As stated, learning what triggers you (whether it triggers you a “little” or “a lot”) is very useful…but it is only half of the equation. The other half involves replacing the unwanted associations with more accurate / productive ones.
Take a long honest look at how alcohol has affected your life. Does it really look like a “value multiplier?” I owe some of my worst memories to alcohol. Days, months and years of my life that were miserable as a direct result of “adding alcohol” to the mix. Sure, there are a few good memories; but those times don’t even come close to making up for the bad. (And besides, the majority of what makes those few memories “good” had nothing to do with the alcohol. A great concert, a Fourth of July celebration with friends, or meeting an interesting girl at a club; the truly fun elements would have been there with or without the booze.)
Is alcohol your “social lube?” Well, if having a good time or feeling comfortable in a certain environment requires that you first drug yourself, maybe that is nature’s way of saying you’re not where you’re supposed to be. Perhaps you need some better pass times. (Pass times that don’t require drugs or alcohol to make the event tolerable.)
Depressed? Trying to deal with things that are “unpleasant?” Let’s hope you haven’t settled on alcohol as an acceptable “solution.” Any honest person knows that alcohol is NOT going to solve a damn thing. Quite the opposite…it’s likely to make whatever you’re avoiding even worse. If you’re dealing with something difficult and your old self suggests you add alcohol, simply answer with the truth: “That’s not the solution. That isn’t going to help. Why the Hell would I want to make things worse than they already are?”

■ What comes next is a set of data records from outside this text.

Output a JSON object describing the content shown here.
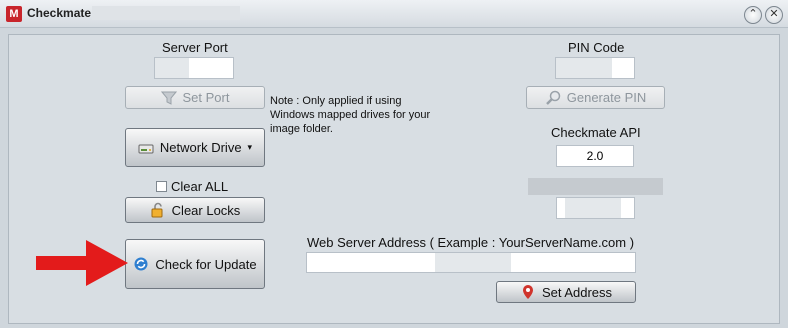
{
  "window": {
    "title": "Checkmate",
    "app_icon_letter": "M",
    "controls": {
      "minimize": "⌃",
      "close": "✕"
    }
  },
  "server_port": {
    "label": "Server Port",
    "value": "",
    "button_label": "Set Port"
  },
  "pin_code": {
    "label": "PIN Code",
    "value": "",
    "button_label": "Generate PIN"
  },
  "network_drive": {
    "button_label": "Network Drive",
    "dropdown_glyph": "▾",
    "note": "Note : Only applied if using Windows mapped drives for your image folder."
  },
  "checkmate_api": {
    "label": "Checkmate API",
    "value": "2.0"
  },
  "clear_all": {
    "label": "Clear ALL",
    "checked": false
  },
  "clear_locks": {
    "button_label": "Clear Locks"
  },
  "check_update": {
    "button_label": "Check for Update"
  },
  "web_server": {
    "label": "Web Server Address ( Example : YourServerName.com )",
    "value": "",
    "button_label": "Set Address"
  },
  "colors": {
    "arrow": "#e31b1b",
    "accent_red": "#d0342c",
    "title_bg": "#e3e8ec"
  },
  "icons": {
    "funnel": "funnel-icon",
    "magnifier": "magnifier-icon",
    "drive": "drive-icon",
    "lock": "lock-icon",
    "refresh": "refresh-icon",
    "map_pin": "map-pin-icon"
  }
}
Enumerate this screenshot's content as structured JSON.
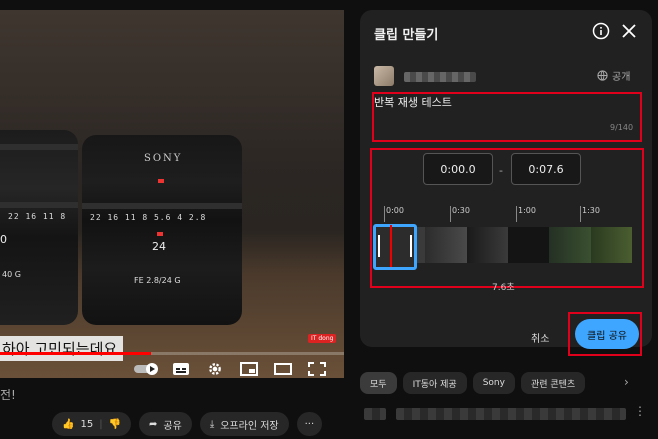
{
  "video": {
    "lens_left_ticks": "22 16 11 8",
    "lens_left_focal": "0",
    "lens_left_model": "40 G",
    "lens_right_brand": "SONY",
    "lens_right_ticks": "22 16 11 8 5.6 4 2.8",
    "lens_right_focal": "24",
    "lens_right_model": "FE 2.8/24 G",
    "caption": "하아 고민되는데요",
    "watermark": "IT dong",
    "progress_fraction": 0.44
  },
  "below_title": "전!",
  "actions": {
    "like_count": "15",
    "share_label": "공유",
    "offline_label": "오프라인 저장",
    "more_label": "···"
  },
  "panel": {
    "title": "클립 만들기",
    "info_icon": "info-icon",
    "close_icon": "close-icon",
    "visibility": "공개",
    "clip_title": "반복 재생 테스트",
    "counter": "9/140",
    "start_time": "0:00.0",
    "dash": "-",
    "end_time": "0:07.6",
    "timeline_ticks": [
      "0:00",
      "0:30",
      "1:00",
      "1:30"
    ],
    "duration": "7.6초",
    "cancel_label": "취소",
    "share_label": "클립 공유",
    "accent": "#3ea6ff",
    "highlight_border": "#e0001b"
  },
  "chips": [
    "모두",
    "IT동아 제공",
    "Sony",
    "관련 콘텐츠"
  ]
}
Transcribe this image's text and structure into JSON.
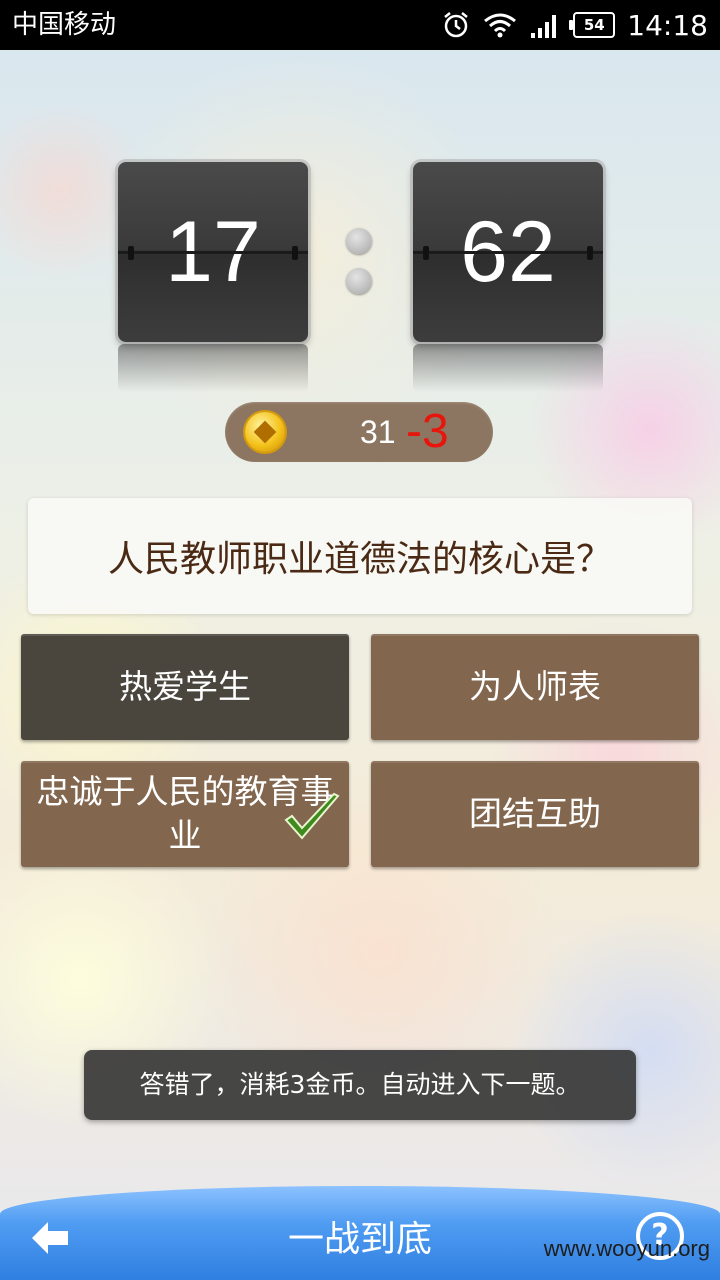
{
  "status_bar": {
    "carrier": "中国移动",
    "battery": "54",
    "time": "14:18",
    "icons": [
      "alarm-icon",
      "wifi-icon",
      "signal-icon",
      "battery-icon"
    ]
  },
  "timer": {
    "left": "17",
    "right": "62"
  },
  "score": {
    "coins": "31",
    "delta": "-3"
  },
  "question": {
    "text": "人民教师职业道德法的核心是？"
  },
  "answers": [
    {
      "label": "热爱学生",
      "state": "selected"
    },
    {
      "label": "为人师表",
      "state": "normal"
    },
    {
      "label": "忠诚于人民的教育事业",
      "state": "correct"
    },
    {
      "label": "团结互助",
      "state": "normal"
    }
  ],
  "toast": {
    "message": "答错了，消耗3金币。自动进入下一题。"
  },
  "bottom_bar": {
    "title": "一战到底",
    "help": "?"
  },
  "watermark": "www.wooyun.org",
  "colors": {
    "answer_bg": "#82664e",
    "answer_selected_bg": "#4a463e",
    "delta_red": "#e8150c",
    "bottom_bar_blue": "#4f9cf2"
  }
}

Do you use alcohol as a way to validate yourself? Did you earn a reputation for how much you can drink and now, it’s like a badge of honor? ...is that really an “honor” worth keeping? If you have a knack for being able to tolerate “more than others,” try applying that talent toward things that are actually productive instead of self-destructive.
How about just plain boredom? Does that trigger you? Well, once again, the “solution” isn’t to get drunk. “I’m bored so I’m going to engage in a self-destructive act that will make me hate myself.” And tomorrow, you’ll just be bored all over again plus, more than likely, you’ll be able to add depressed to the list. Doesn’t sound like a very good SOLUTION to the problem of being bored, does it?
The solution to boredom is to “get a life.” Develop a wide range of interests. Learning about topics that interest you, writing / photography / art, exercise in any of its innumerable forms; these are all excellent places to begin. How about some hobbies? Skydiving, drag racing, martial arts, hiking, or snowboarding for the thrill seekers; dance, cooking, knitting, learning to play an instrument, rollerblading or bicycling for the more “laid back” types.
A friend of mine stopped drinking a few years back…shortly thereafter, he took up Karate. So, instead of sitting on a bar stool getting drunk after work, he went to his Karate classes. Years later, he’s now competing in tournaments and has something of real value to show for how he chose to spend his time; something he can be proud of and will always be with him. Stop dulling your mind and motor skills with drugs / alcohol, and a whole new world of opportunities open up. The possibilities are limitless.
A guy once asked me: “what do you do if you don’t drink?” I answered: “I do a lot of the same things you do…I just don’t do them drunk.” That pretty much sums it up. As far as boredom goes, I truly can’t remember the last time I was bored. I’ve got so many things keeping me busy these days; I often wish there were another one (or two) of me to get more done. -----> Continue to "Moving On - Final Thoughts"